Treviso

Treviso: the first nucleus was a pre-Roman village on the bight of the River Sile, an area rich in water resources. The vicinity of the important roads, like Via Postumia, and water courses meant that back in ancient times Treviso was a bustling trading centre. The echoes of the decadence of the Roman Empire reached the city, it was conquered by the Lombards and became seat of one of the 36 duchies of their kingdom and a mint was established there, which was still used by the Carolingians and the Serenissima. Around the year 1000, Treviso adopted its own council statute and, after defeating Barbarossa with the Veronese and Lombard leagues, it underwent considerable economic, architectural and urban prosperity. In 1321 the city also built one of the first universities. The first family to impose its power over Treviso was Ezzelini (1237-1260), then Collalto followed by Da Camino. It was occupied by the Della Scala family in 1329 and in 1339 it spontaneously allied itself to the Serenissima and became the first of its holdings on the mainland. Treviso was involved in the wars to gain power over Italy and was first governed by the Duke of Austria and then by the Carraro family (1384-1388). After that the city returned to being part of the Republic of Venice and was finally able to live a long period of stability.

To visit: the VI centuryCathedral, built in the centre of the city where archaeological digs have shown a theatre, a temple and, probably, baths used to stand. Further to request from Bishop Rotario, in the XI-XII century the area and cathedral were altered to given them their current shape. TheChurch of San Francesco and the monastery, whose construction began in 1231 to house the growing community of Franciscan monks who were sent to the city by Francis himself in 1216. In 1806, further to the suppression by Napoleon, the buildings were converted to military use and only in 1928 were they renovated and reconverted to places of worship. The architectural style is between Romanic and primitive gothic. Inside the church there is a single nave with five chapels at the sides. It contains the tombs of one of Dante Alighieri’s sons and of Francesco Petrarca’s daughter. Piazza dei Signori is the heart of the city and its cultural and social centre. On the east side stands Palazzo dei Trecento or Palazzo della Ragione, built in the XII century, the ancient seat of the Major Council. The outer walls of the palazzo show clear signs of the serious damage it suffered when the city was bombed in 1944. To the north of the square stand Palazzo del Podestà (late XV century) and the civic tower.
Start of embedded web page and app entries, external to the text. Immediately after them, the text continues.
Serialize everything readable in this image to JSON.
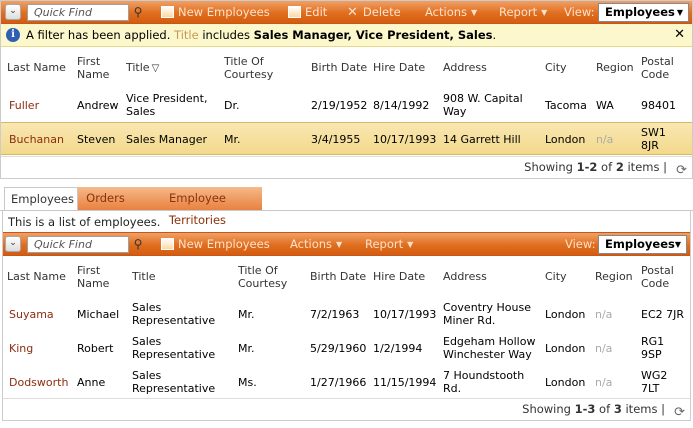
{
  "top": {
    "toolbar": {
      "quick_find_placeholder": "Quick Find",
      "new_label": "New Employees",
      "edit_label": "Edit",
      "delete_label": "Delete",
      "actions_label": "Actions",
      "report_label": "Report",
      "view_label": "View:",
      "view_value": "Employees"
    },
    "filter": {
      "prefix": "A filter has been applied.",
      "field": "Title",
      "verb": "includes",
      "values": "Sales Manager, Vice President, Sales",
      "suffix": ".",
      "close": "✕"
    },
    "columns": {
      "last_name": "Last Name",
      "first_name_1": "First",
      "first_name_2": "Name",
      "title": "Title",
      "toc_1": "Title Of",
      "toc_2": "Courtesy",
      "birth": "Birth Date",
      "hire": "Hire Date",
      "address": "Address",
      "city": "City",
      "region": "Region",
      "postal_1": "Postal",
      "postal_2": "Code"
    },
    "rows": [
      {
        "last": "Fuller",
        "first": "Andrew",
        "title1": "Vice President,",
        "title2": "Sales",
        "toc": "Dr.",
        "birth": "2/19/1952",
        "hire": "8/14/1992",
        "addr1": "908 W. Capital",
        "addr2": "Way",
        "city": "Tacoma",
        "region": "WA",
        "postal1": "98401",
        "postal2": ""
      },
      {
        "last": "Buchanan",
        "first": "Steven",
        "title1": "Sales Manager",
        "title2": "",
        "toc": "Mr.",
        "birth": "3/4/1955",
        "hire": "10/17/1993",
        "addr1": "14 Garrett Hill",
        "addr2": "",
        "city": "London",
        "region": "n/a",
        "postal1": "SW1",
        "postal2": "8JR"
      }
    ],
    "status": {
      "prefix": "Showing ",
      "range": "1-2",
      "of": " of ",
      "count": "2",
      "suffix": " items",
      "sep": "|"
    }
  },
  "tabs": [
    "Employees",
    "Orders",
    "Employee Territories"
  ],
  "description": "This is a list of employees.",
  "bottom": {
    "toolbar": {
      "quick_find_placeholder": "Quick Find",
      "new_label": "New Employees",
      "actions_label": "Actions",
      "report_label": "Report",
      "view_label": "View:",
      "view_value": "Employees"
    },
    "rows": [
      {
        "last": "Suyama",
        "first": "Michael",
        "title1": "Sales",
        "title2": "Representative",
        "toc": "Mr.",
        "birth": "7/2/1963",
        "hire": "10/17/1993",
        "addr1": "Coventry House",
        "addr2": "Miner Rd.",
        "city": "London",
        "region": "n/a",
        "postal1": "EC2 7JR",
        "postal2": ""
      },
      {
        "last": "King",
        "first": "Robert",
        "title1": "Sales",
        "title2": "Representative",
        "toc": "Mr.",
        "birth": "5/29/1960",
        "hire": "1/2/1994",
        "addr1": "Edgeham Hollow",
        "addr2": "Winchester Way",
        "city": "London",
        "region": "n/a",
        "postal1": "RG1",
        "postal2": "9SP"
      },
      {
        "last": "Dodsworth",
        "first": "Anne",
        "title1": "Sales",
        "title2": "Representative",
        "toc": "Ms.",
        "birth": "1/27/1966",
        "hire": "11/15/1994",
        "addr1": "7 Houndstooth",
        "addr2": "Rd.",
        "city": "London",
        "region": "n/a",
        "postal1": "WG2",
        "postal2": "7LT"
      }
    ],
    "status": {
      "prefix": "Showing ",
      "range": "1-3",
      "of": " of ",
      "count": "3",
      "suffix": " items",
      "sep": "|"
    }
  },
  "colors": {
    "accent": "#e06e1e",
    "link": "#8b2d10",
    "highlight": "#f3d98b",
    "filter_bg": "#fdf8cc"
  },
  "icons": [
    "menu-chevron-icon",
    "search-icon",
    "new-record-icon",
    "edit-icon",
    "delete-icon",
    "info-icon",
    "filter-icon",
    "close-icon",
    "refresh-icon"
  ]
}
Monte di Pietà and Cappella dei Rettori, the seat of the Monte di pietà, or pawnshop, stands in the square of the same name behindPalazzo del Podestà. Seat of the 14th century pawnshop, the palazzo was reconstructed in 1462 when the Franciscans proposed establishing a pawnshop in the city, which was authorized in 1496. At the beginning of the XVI century the building was extended to incorporate the Church of Saint Lucia and later, in 1561, the Church of Saint Vito. The last restoration work was in the 18th century. The final outcome of these extensions and reconstructions is that the palazzo and two churches form a single complex with a common entrance. In 1822 the pawnshop ceased its business and since then the building has been a bank.